Given some of science’s current ideas about high-energy physics, it is plausible that those other universes might each have different physical interactions. So perhaps it’s no mystery that we would happen to occupy the rare universe in which conditions are just right to make life possible. This is analogous to how, out of the many planets in our universe, we occupy the rare one where conditions are right for organic evolution.
“What theorists like Dr. Perez and I do is tweak the calculations of the fundamental forces in order to predict the resulting effects on possible, alternative universes,” Jenkins said. “Some of these results are easy to predict; for example, if there was no electromagnetic force, there would be no atoms and no chemical bonds. And without gravity, matter wouldn’t coalesce into planets, stars and galaxies.

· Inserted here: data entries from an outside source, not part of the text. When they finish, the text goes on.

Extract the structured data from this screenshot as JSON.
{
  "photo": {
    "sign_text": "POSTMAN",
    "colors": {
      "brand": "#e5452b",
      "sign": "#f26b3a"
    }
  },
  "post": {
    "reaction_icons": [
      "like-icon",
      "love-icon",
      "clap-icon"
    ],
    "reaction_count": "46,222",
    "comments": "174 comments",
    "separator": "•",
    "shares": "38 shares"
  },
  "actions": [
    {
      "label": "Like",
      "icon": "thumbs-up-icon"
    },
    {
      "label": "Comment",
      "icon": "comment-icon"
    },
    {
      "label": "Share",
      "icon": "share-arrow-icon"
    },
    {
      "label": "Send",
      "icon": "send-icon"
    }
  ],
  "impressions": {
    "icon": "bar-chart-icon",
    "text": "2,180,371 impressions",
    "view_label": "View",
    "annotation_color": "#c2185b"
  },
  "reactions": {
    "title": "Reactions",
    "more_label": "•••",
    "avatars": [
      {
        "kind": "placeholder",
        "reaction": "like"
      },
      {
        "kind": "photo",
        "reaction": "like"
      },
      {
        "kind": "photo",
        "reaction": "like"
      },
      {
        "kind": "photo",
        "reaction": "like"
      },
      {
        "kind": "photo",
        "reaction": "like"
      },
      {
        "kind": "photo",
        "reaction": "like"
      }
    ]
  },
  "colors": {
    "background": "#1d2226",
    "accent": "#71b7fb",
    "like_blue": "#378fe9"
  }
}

“What is surprising about our results is that we found conditions that, while very different from those of our own universe, nevertheless might allow — again, at least hypothetically — for the existence of life. (What that life would look like is another story entirely.) This actually brings into question the usefulness of the anthropic principle when applied to particle physics, and might force us to think more carefully about what the multiverse would actually contain.”